=== Aim of the task ===
Please write out the data below once more, exactly as it stands.
····················
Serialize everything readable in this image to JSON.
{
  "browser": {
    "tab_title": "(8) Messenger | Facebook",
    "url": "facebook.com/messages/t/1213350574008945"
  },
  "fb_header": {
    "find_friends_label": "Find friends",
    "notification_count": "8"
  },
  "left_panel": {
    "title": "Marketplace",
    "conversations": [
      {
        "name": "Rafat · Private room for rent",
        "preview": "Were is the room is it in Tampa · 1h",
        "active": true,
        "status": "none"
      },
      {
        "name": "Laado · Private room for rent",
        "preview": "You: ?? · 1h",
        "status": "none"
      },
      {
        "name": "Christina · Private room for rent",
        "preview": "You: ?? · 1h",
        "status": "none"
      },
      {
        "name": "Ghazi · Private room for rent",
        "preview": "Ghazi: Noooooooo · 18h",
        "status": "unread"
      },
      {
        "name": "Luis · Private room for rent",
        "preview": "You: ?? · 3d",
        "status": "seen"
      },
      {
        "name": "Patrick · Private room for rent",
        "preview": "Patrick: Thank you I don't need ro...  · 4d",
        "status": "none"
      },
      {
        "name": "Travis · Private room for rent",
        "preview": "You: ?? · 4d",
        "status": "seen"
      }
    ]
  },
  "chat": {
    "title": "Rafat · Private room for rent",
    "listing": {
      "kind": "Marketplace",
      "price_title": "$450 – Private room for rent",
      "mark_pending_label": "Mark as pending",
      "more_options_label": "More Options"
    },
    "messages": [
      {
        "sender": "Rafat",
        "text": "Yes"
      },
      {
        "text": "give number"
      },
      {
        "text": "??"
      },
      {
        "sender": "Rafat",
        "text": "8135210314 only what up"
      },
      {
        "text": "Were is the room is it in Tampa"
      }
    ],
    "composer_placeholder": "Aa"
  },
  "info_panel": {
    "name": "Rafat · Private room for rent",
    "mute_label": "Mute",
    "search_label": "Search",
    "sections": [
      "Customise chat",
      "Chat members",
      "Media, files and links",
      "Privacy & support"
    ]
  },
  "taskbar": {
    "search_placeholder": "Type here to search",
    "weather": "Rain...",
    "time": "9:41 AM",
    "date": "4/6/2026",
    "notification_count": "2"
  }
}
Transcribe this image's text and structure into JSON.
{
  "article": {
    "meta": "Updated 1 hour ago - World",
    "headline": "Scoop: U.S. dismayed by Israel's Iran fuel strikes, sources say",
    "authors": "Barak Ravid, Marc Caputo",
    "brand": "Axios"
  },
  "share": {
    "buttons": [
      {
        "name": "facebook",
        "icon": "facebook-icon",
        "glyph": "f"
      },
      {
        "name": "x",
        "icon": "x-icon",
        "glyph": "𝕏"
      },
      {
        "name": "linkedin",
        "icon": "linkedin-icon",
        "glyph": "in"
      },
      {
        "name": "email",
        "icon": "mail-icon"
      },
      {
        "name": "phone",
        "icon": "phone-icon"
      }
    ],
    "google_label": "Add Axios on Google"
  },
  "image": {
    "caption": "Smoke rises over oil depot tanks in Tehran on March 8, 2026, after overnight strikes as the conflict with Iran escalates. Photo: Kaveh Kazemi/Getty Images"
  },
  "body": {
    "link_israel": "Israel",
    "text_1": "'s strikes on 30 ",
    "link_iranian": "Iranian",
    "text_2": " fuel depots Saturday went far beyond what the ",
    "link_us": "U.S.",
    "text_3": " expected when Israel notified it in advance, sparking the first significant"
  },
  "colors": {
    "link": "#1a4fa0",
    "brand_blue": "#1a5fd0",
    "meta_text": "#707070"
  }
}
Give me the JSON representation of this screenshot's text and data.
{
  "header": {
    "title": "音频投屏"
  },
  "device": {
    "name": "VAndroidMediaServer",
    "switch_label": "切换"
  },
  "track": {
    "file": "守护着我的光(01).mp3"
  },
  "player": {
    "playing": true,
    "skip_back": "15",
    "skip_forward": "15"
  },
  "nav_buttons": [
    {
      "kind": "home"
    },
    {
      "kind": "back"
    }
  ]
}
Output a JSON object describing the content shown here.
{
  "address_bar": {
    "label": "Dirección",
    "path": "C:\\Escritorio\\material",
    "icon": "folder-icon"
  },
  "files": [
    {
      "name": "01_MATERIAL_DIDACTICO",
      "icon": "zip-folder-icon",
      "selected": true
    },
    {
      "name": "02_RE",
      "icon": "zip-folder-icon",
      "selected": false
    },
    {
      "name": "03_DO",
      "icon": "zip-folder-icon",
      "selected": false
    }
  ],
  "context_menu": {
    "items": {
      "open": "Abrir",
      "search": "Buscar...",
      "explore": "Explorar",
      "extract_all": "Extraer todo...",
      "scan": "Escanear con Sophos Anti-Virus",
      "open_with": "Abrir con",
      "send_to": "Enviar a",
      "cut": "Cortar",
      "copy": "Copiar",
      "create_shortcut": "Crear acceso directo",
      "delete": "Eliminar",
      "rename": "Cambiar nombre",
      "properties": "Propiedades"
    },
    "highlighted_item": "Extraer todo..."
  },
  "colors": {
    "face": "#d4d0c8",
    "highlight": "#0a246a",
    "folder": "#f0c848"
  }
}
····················
=== Answer space ===
Serialize everything readable in this image to JSON.
{
  "browser": {
    "tab_title": "(8) Messenger | Facebook",
    "url": "facebook.com/messages/t/1213350574008945"
  },
  "fb_header": {
    "find_friends_label": "Find friends",
    "notification_count": "8"
  },
  "left_panel": {
    "title": "Marketplace",
    "conversations": [
      {
        "name": "Rafat · Private room for rent",
        "preview": "Were is the room is it in Tampa · 1h",
        "active": true,
        "status": "none"
      },
      {
        "name": "Laado · Private room for rent",
        "preview": "You: ?? · 1h",
        "status": "none"
      },
      {
        "name": "Christina · Private room for rent",
        "preview": "You: ?? · 1h",
        "status": "none"
      },
      {
        "name": "Ghazi · Private room for rent",
        "preview": "Ghazi: Noooooooo · 18h",
        "status": "unread"
      },
      {
        "name": "Luis · Private room for rent",
        "preview": "You: ?? · 3d",
        "status": "seen"
      },
      {
        "name": "Patrick · Private room for rent",
        "preview": "Patrick: Thank you I don't need ro...  · 4d",
        "status": "none"
      },
      {
        "name": "Travis · Private room for rent",
        "preview": "You: ?? · 4d",
        "status": "seen"
      }
    ]
  },
  "chat": {
    "title": "Rafat · Private room for rent",
    "listing": {
      "kind": "Marketplace",
      "price_title": "$450 – Private room for rent",
      "mark_pending_label": "Mark as pending",
      "more_options_label": "More Options"
    },
    "messages": [
      {
        "sender": "Rafat",
        "text": "Yes"
      },
      {
        "text": "give number"
      },
      {
        "text": "??"
      },
      {
        "sender": "Rafat",
        "text": "8135210314 only what up"
      },
      {
        "text": "Were is the room is it in Tampa"
      }
    ],
    "composer_placeholder": "Aa"
  },
  "info_panel": {
    "name": "Rafat · Private room for rent",
    "mute_label": "Mute",
    "search_label": "Search",
    "sections": [
      "Customise chat",
      "Chat members",
      "Media, files and links",
      "Privacy & support"
    ]
  },
  "taskbar": {
    "search_placeholder": "Type here to search",
    "weather": "Rain...",
    "time": "9:41 AM",
    "date": "4/6/2026",
    "notification_count": "2"
  }
}
Transcribe this image's text and structure into JSON.
{
  "article": {
    "meta": "Updated 1 hour ago - World",
    "headline": "Scoop: U.S. dismayed by Israel's Iran fuel strikes, sources say",
    "authors": "Barak Ravid, Marc Caputo",
    "brand": "Axios"
  },
  "share": {
    "buttons": [
      {
        "name": "facebook",
        "icon": "facebook-icon",
        "glyph": "f"
      },
      {
        "name": "x",
        "icon": "x-icon",
        "glyph": "𝕏"
      },
      {
        "name": "linkedin",
        "icon": "linkedin-icon",
        "glyph": "in"
      },
      {
        "name": "email",
        "icon": "mail-icon"
      },
      {
        "name": "phone",
        "icon": "phone-icon"
      }
    ],
    "google_label": "Add Axios on Google"
  },
  "image": {
    "caption": "Smoke rises over oil depot tanks in Tehran on March 8, 2026, after overnight strikes as the conflict with Iran escalates. Photo: Kaveh Kazemi/Getty Images"
  },
  "body": {
    "link_israel": "Israel",
    "text_1": "'s strikes on 30 ",
    "link_iranian": "Iranian",
    "text_2": " fuel depots Saturday went far beyond what the ",
    "link_us": "U.S.",
    "text_3": " expected when Israel notified it in advance, sparking the first significant"
  },
  "colors": {
    "link": "#1a4fa0",
    "brand_blue": "#1a5fd0",
    "meta_text": "#707070"
  }
}
Give me the JSON representation of this screenshot's text and data.
{
  "header": {
    "title": "音频投屏"
  },
  "device": {
    "name": "VAndroidMediaServer",
    "switch_label": "切换"
  },
  "track": {
    "file": "守护着我的光(01).mp3"
  },
  "player": {
    "playing": true,
    "skip_back": "15",
    "skip_forward": "15"
  },
  "nav_buttons": [
    {
      "kind": "home"
    },
    {
      "kind": "back"
    }
  ]
}
Output a JSON object describing the content shown here.
{
  "address_bar": {
    "label": "Dirección",
    "path": "C:\\Escritorio\\material",
    "icon": "folder-icon"
  },
  "files": [
    {
      "name": "01_MATERIAL_DIDACTICO",
      "icon": "zip-folder-icon",
      "selected": true
    },
    {
      "name": "02_RE",
      "icon": "zip-folder-icon",
      "selected": false
    },
    {
      "name": "03_DO",
      "icon": "zip-folder-icon",
      "selected": false
    }
  ],
  "context_menu": {
    "items": {
      "open": "Abrir",
      "search": "Buscar...",
      "explore": "Explorar",
      "extract_all": "Extraer todo...",
      "scan": "Escanear con Sophos Anti-Virus",
      "open_with": "Abrir con",
      "send_to": "Enviar a",
      "cut": "Cortar",
      "copy": "Copiar",
      "create_shortcut": "Crear acceso directo",
      "delete": "Eliminar",
      "rename": "Cambiar nombre",
      "properties": "Propiedades"
    },
    "highlighted_item": "Extraer todo..."
  },
  "colors": {
    "face": "#d4d0c8",
    "highlight": "#0a246a",
    "folder": "#f0c848"
  }
}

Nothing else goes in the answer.